Re-sizer - get carbide, obviously. You'll also want a die that sizes low enough on the case to remove any Glock belly. The rare range pickup will likely be spent Glock brass. My sets of RCBS dies get far enough down that cases seat into a case gage. This is after max loads through a Glock chamber. Otherwise, you might need an extra pass-through step to get the reloads to gage properly. If you load in any kind of volume, this adds a lot of effort. How do you know if Brand A or Brand B will do this? Hard to tell. This unfortunately might be a little trial and error, but I think it is worth the initial investment for long-term efficiency. Of course, if you will never shoot those reloads in anything but a stock Glock chamber, then all of this is pretty much moot. The Glock won't mind a little leftover Glock belly.
One overlooked aspect of this is the shell holder. If the shell holder holds the case slightly deeper, then the re-sizer won't go down far enough. They are supposed to be somewhat universal, but manufacturing tolerances and all that...
Case mouth expander - I am sold on the "M" style expanders. They work the brass less, and they let the bullets start into the seating die straighter. Lyman is known for them. Newer dies from RCBS also ship with M expanders, but they don't advertise that for whatever reason. They retrofitted one of my old sets for free when I called them. If you are going to have a charging station with powder-through expanding, then this is moot too.

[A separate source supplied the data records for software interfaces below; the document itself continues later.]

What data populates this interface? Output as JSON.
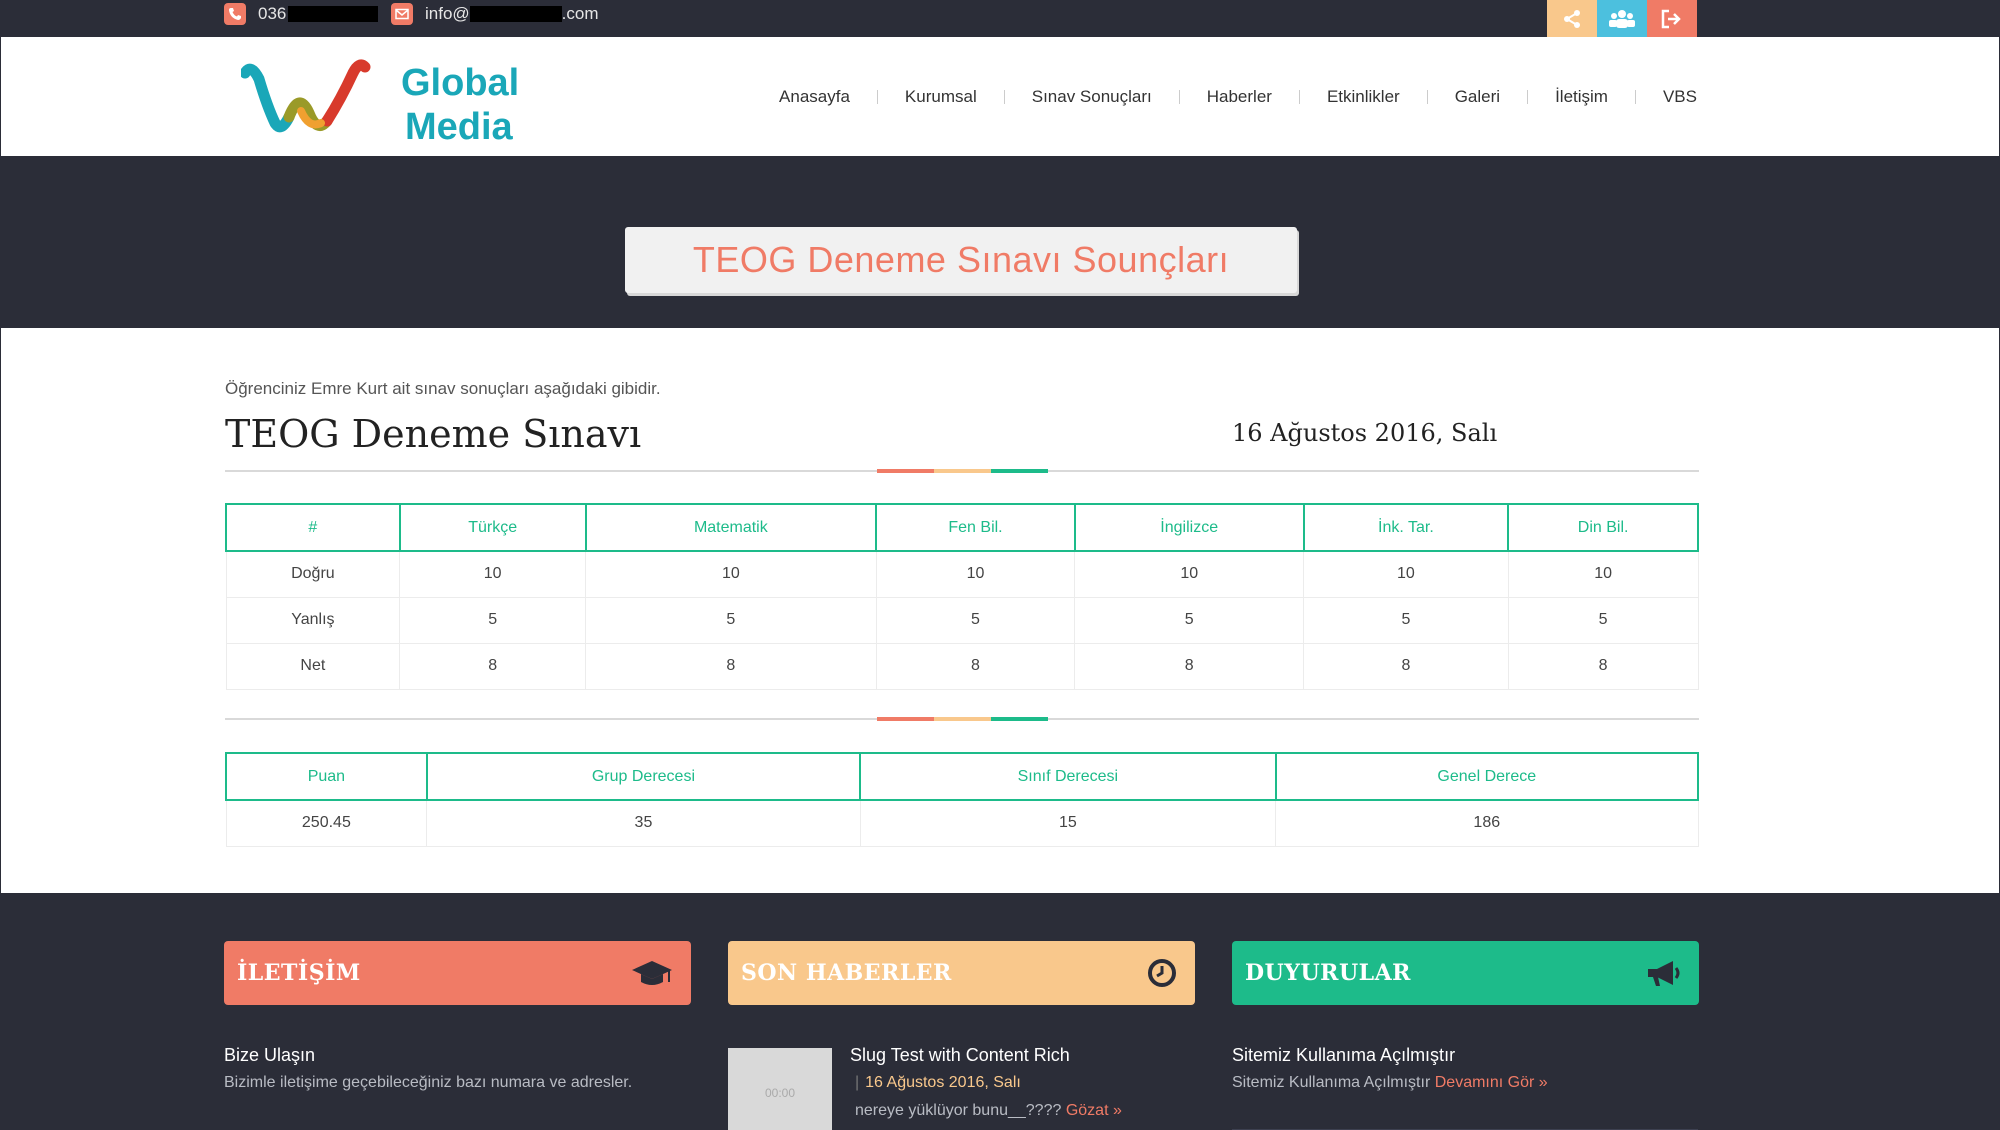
{
  "topbar": {
    "phone": "036",
    "email_prefix": "info@",
    "email_suffix": ".com",
    "colors": {
      "share": "#f9c88c",
      "users": "#4cc0de",
      "logout": "#f07b66"
    }
  },
  "header": {
    "logo_line1": "Global",
    "logo_line2": "Media",
    "nav": [
      "Anasayfa",
      "Kurumsal",
      "Sınav Sonuçları",
      "Haberler",
      "Etkinlikler",
      "Galeri",
      "İletişim",
      "VBS"
    ]
  },
  "hero": {
    "title": "TEOG Deneme Sınavı Sounçları"
  },
  "content": {
    "intro": "Öğrenciniz Emre Kurt ait sınav sonuçları aşağıdaki gibidir.",
    "exam_title": "TEOG Deneme Sınavı",
    "exam_date": "16 Ağustos 2016, Salı",
    "subjects_table": {
      "headers": [
        "#",
        "Türkçe",
        "Matematik",
        "Fen Bil.",
        "İngilizce",
        "İnk. Tar.",
        "Din Bil."
      ],
      "rows": [
        [
          "Doğru",
          "10",
          "10",
          "10",
          "10",
          "10",
          "10"
        ],
        [
          "Yanlış",
          "5",
          "5",
          "5",
          "5",
          "5",
          "5"
        ],
        [
          "Net",
          "8",
          "8",
          "8",
          "8",
          "8",
          "8"
        ]
      ]
    },
    "score_table": {
      "headers": [
        "Puan",
        "Grup Derecesi",
        "Sınıf Derecesi",
        "Genel Derece"
      ],
      "rows": [
        [
          "250.45",
          "35",
          "15",
          "186"
        ]
      ]
    }
  },
  "footer": {
    "contact": {
      "title": "İLETİŞİM",
      "subtitle": "Bize Ulaşın",
      "text": "Bizimle iletişime geçebileceğiniz bazı numara ve adresler."
    },
    "news": {
      "title": "SON HABERLER",
      "item_title": "Slug Test with Content Rich",
      "item_date": "16 Ağustos 2016, Salı",
      "item_text": "nereye yüklüyor bunu__????",
      "item_link": "Gözat »",
      "thumb_text": "00:00"
    },
    "announcements": {
      "title": "DUYURULAR",
      "item_title": "Sitemiz Kullanıma Açılmıştır",
      "item_text": "Sitemiz Kullanıma Açılmıştır",
      "item_link": "Devamını Gör »"
    },
    "colors": {
      "contact": "#f07b66",
      "news": "#f9c88c",
      "announcements": "#1dbb8a"
    }
  }
}
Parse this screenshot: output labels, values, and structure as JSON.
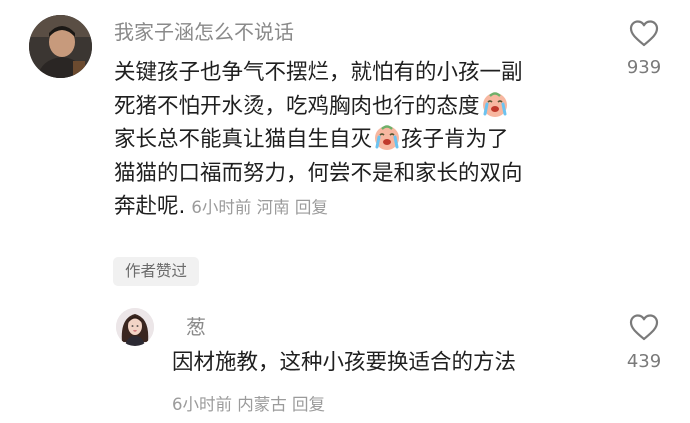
{
  "main_comment": {
    "username": "我家子涵怎么不说话",
    "lines": [
      "关键孩子也争气不摆烂，就怕有的小孩一副",
      "死猪不怕开水烫，吃鸡胸肉也行的态度",
      "家长总不能真让猫自生自灭",
      "孩子肯为了",
      "猫猫的口福而努力，何尝不是和家长的双向",
      "奔赴呢."
    ],
    "emoji_icon": "crying-face-emoji",
    "meta": "6小时前 河南 回复",
    "author_badge": "作者赞过",
    "like_count": "939"
  },
  "reply_comment": {
    "username": "葱",
    "text": "因材施教，这种小孩要换适合的方法",
    "meta": "6小时前 内蒙古 回复",
    "like_count": "439"
  },
  "icons": {
    "like": "heart-outline-icon",
    "emoji": "crying-face-emoji"
  },
  "colors": {
    "text": "#1f1f1f",
    "username": "#8a8a8a",
    "meta": "#9b9b9b",
    "badge_bg": "#f1f1f1",
    "icon": "#7a7a7a"
  }
}
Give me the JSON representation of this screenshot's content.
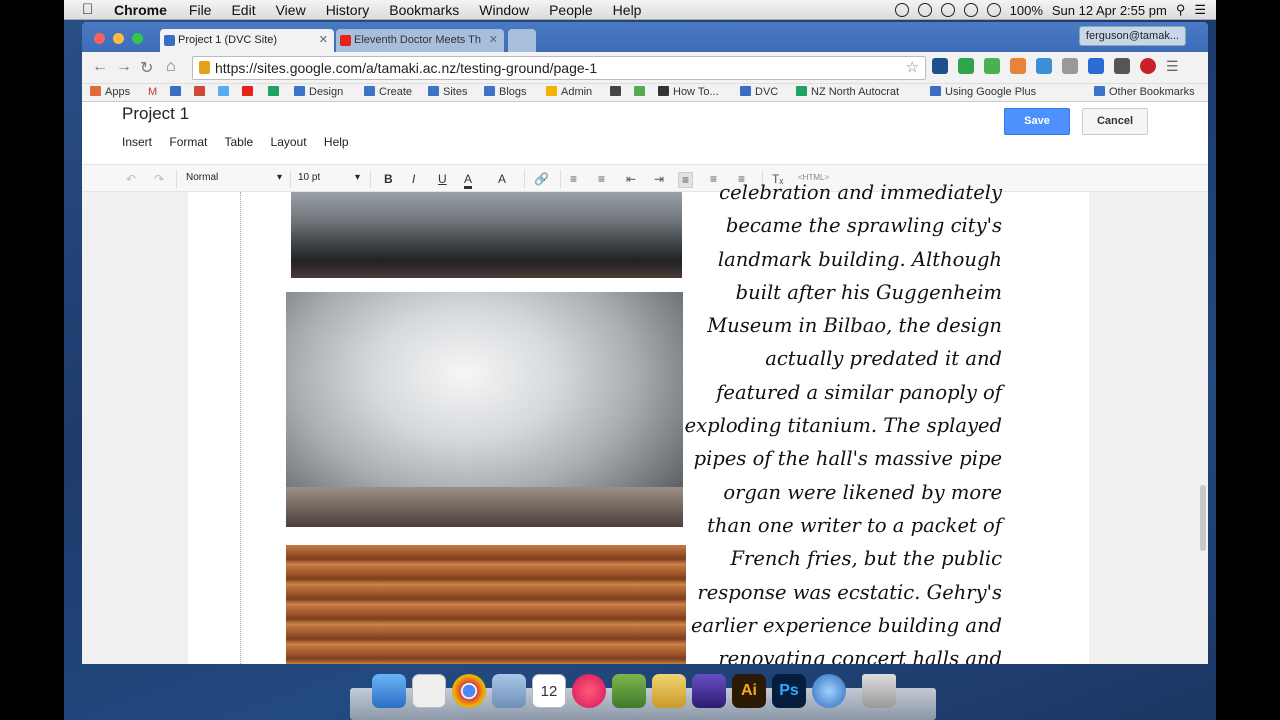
{
  "menubar": {
    "app": "Chrome",
    "items": [
      "File",
      "Edit",
      "View",
      "History",
      "Bookmarks",
      "Window",
      "People",
      "Help"
    ],
    "battery": "100%",
    "clock": "Sun 12 Apr  2:55 pm"
  },
  "browser": {
    "tabs": [
      {
        "title": "Project 1 (DVC Site)",
        "active": true
      },
      {
        "title": "Eleventh Doctor Meets Th",
        "active": false
      }
    ],
    "profile": "ferguson@tamak...",
    "url": "https://sites.google.com/a/tamaki.ac.nz/testing-ground/page-1",
    "bookmarks": [
      "Apps",
      "Design",
      "Create",
      "Sites",
      "Blogs",
      "Admin",
      "How To...",
      "DVC",
      "NZ North Autocrat",
      "Using Google Plus",
      "Other Bookmarks"
    ]
  },
  "editor": {
    "page_title": "Project 1",
    "menu": [
      "Insert",
      "Format",
      "Table",
      "Layout",
      "Help"
    ],
    "save_label": "Save",
    "cancel_label": "Cancel",
    "style_select": "Normal",
    "size_select": "10 pt",
    "html_label": "<HTML>"
  },
  "article": {
    "lines": [
      "celebration and immediately",
      "became the sprawling city's",
      "landmark building. Although",
      "built after his Guggenheim",
      "Museum in Bilbao, the design",
      "actually predated it and",
      "featured a similar panoply of",
      "exploding titanium. The splayed",
      "pipes of the hall's massive pipe",
      "organ were likened by more",
      "than one writer to a packet of",
      "French fries, but the public",
      "response was ecstatic. Gehry's",
      "earlier experience building and",
      "renovating concert halls and"
    ]
  }
}
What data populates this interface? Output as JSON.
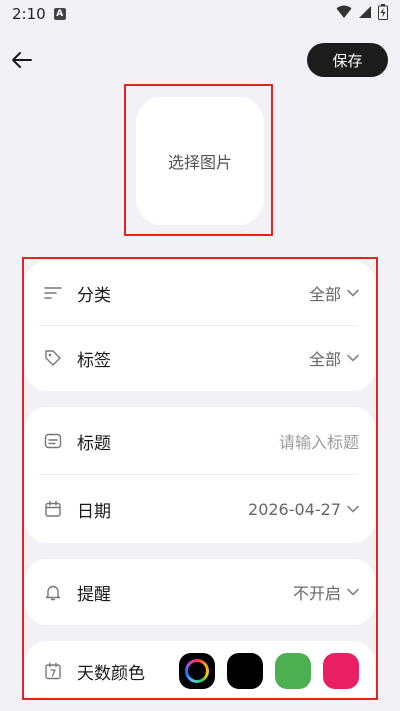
{
  "status_bar": {
    "time": "2:10",
    "notification_glyph": "A",
    "icons": [
      "wifi-icon",
      "signal-icon",
      "battery-icon"
    ]
  },
  "header": {
    "back_icon": "arrow-left-icon",
    "save_label": "保存"
  },
  "image_picker": {
    "label": "选择图片"
  },
  "form": {
    "category": {
      "label": "分类",
      "value": "全部",
      "icon": "sort-lines-icon"
    },
    "tag": {
      "label": "标签",
      "value": "全部",
      "icon": "tag-icon"
    },
    "title": {
      "label": "标题",
      "placeholder": "请输入标题",
      "icon": "title-icon"
    },
    "date": {
      "label": "日期",
      "value": "2026-04-27",
      "icon": "calendar-icon"
    },
    "reminder": {
      "label": "提醒",
      "value": "不开启",
      "icon": "bell-icon"
    },
    "day_color": {
      "label": "天数颜色",
      "icon": "calendar-7-icon",
      "swatches": [
        "rainbow",
        "#000000",
        "#4caf50",
        "#e91e63"
      ]
    }
  },
  "colors": {
    "background": "#f2f2f6",
    "card": "#ffffff",
    "save_button": "#1c1c1c",
    "highlight": "#e02424"
  }
}
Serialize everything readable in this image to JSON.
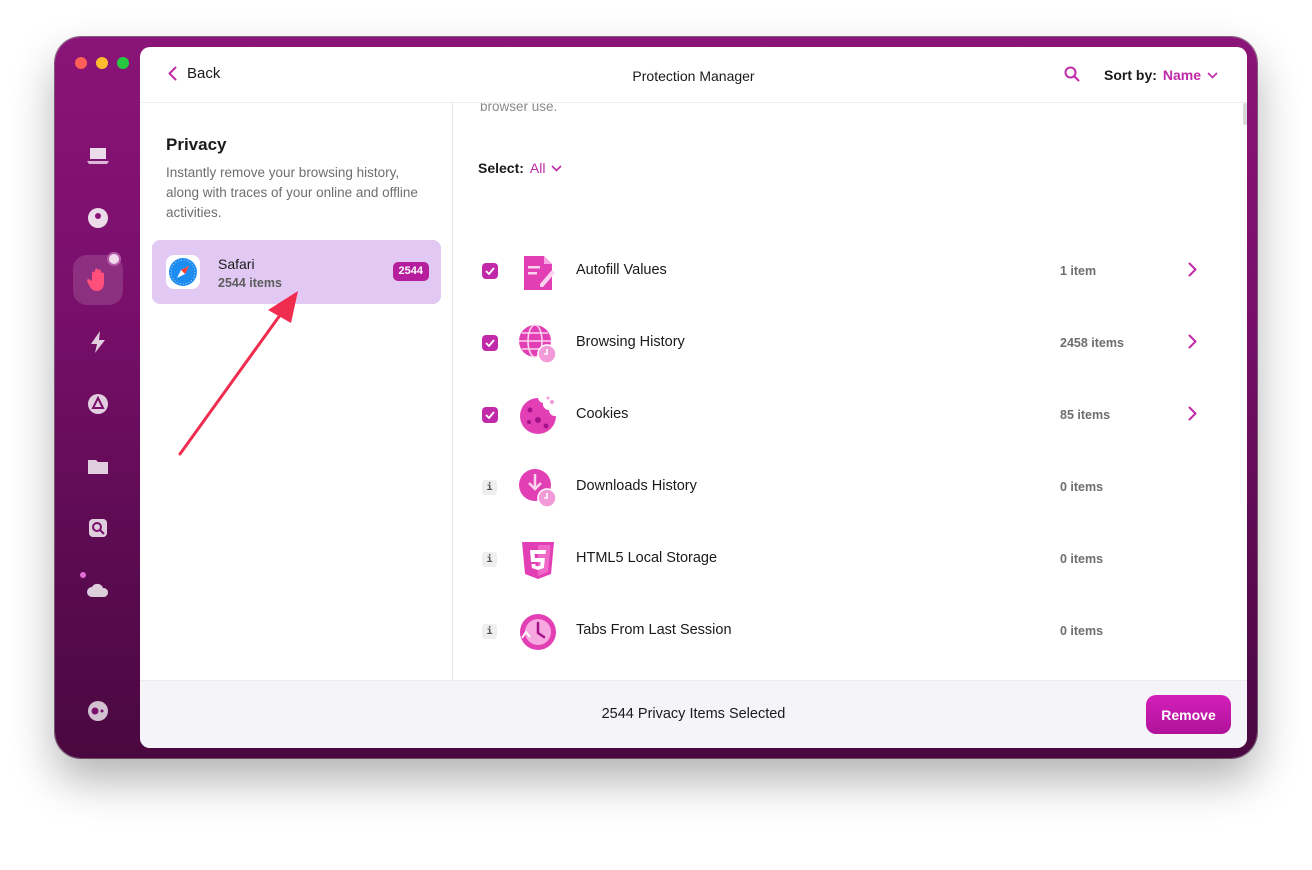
{
  "window": {
    "accent": "#c02aa8",
    "sidebar_color": "#7a0f6c"
  },
  "sidebar": {
    "items": [
      {
        "icon": "laptop-icon"
      },
      {
        "icon": "disc-icon"
      },
      {
        "icon": "hand-icon"
      },
      {
        "icon": "lightning-icon"
      },
      {
        "icon": "apps-icon"
      },
      {
        "icon": "folder-icon"
      },
      {
        "icon": "search-file-icon"
      },
      {
        "icon": "cloud-icon"
      },
      {
        "icon": "toggle-icon"
      }
    ]
  },
  "header": {
    "back_label": "Back",
    "title": "Protection Manager",
    "sort_label": "Sort by:",
    "sort_value": "Name"
  },
  "left": {
    "section_title": "Privacy",
    "section_description": "Instantly remove your browsing history, along with traces of your online and offline activities.",
    "app": {
      "name": "Safari",
      "count": "2544 items",
      "badge": "2544"
    }
  },
  "right": {
    "cut_text": "browser use.",
    "select_label": "Select:",
    "select_value": "All",
    "items": [
      {
        "label": "Autofill Values",
        "count": "1 item",
        "checked": true,
        "icon": "autofill-icon"
      },
      {
        "label": "Browsing History",
        "count": "2458 items",
        "checked": true,
        "icon": "globe-clock-icon"
      },
      {
        "label": "Cookies",
        "count": "85 items",
        "checked": true,
        "icon": "cookie-icon"
      },
      {
        "label": "Downloads History",
        "count": "0 items",
        "checked": false,
        "icon": "download-icon"
      },
      {
        "label": "HTML5 Local Storage",
        "count": "0 items",
        "checked": false,
        "icon": "html5-icon"
      },
      {
        "label": "Tabs From Last Session",
        "count": "0 items",
        "checked": false,
        "icon": "clock-icon"
      }
    ]
  },
  "footer": {
    "summary": "2544 Privacy Items Selected",
    "remove_label": "Remove"
  }
}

Seating dies - Really, the difference is going to be in the shape of the seating plug. They may fit one profile or another better. I wouldn't stress about this with pistol ammo. If you get into loading cast bullets, then a profile swap on the seating stem might be in order. That will keep the bullet seating straight, and not leave engraving marks.
Crimp - Seating dies typically also will taper crimp, but I'd recommend doing that in separate steps since you'll have plenty of stations on the press. There are really 2 options: standard taper crimp dies and the Lee FCD. The FCD concept is controversial. Some swear by them, but I land in the camp of those that prefer a traditional crimp die. All the brands sell taper crimp dies. No need to spend a lot of money. I personally have a couple of Lyman TC dies.
If powder-through expanding at the charging station is intended, then Dillon is worth a look. They don't have a case mouth expanding die ('cause you won't need one), but they do have an extra crimp die. The seater is reversible to change bullet profiles. If not doing the powder-through expanding a Dillon set will need to be supplemented with an expander die. I have had great results with my 2 sets of 10mm RCBS dies, but grab an extra taper crimp die if going that route.
Away from Glocktalk for a bit.
Last edited by Taterhead; 01-15-2015 at 13:32..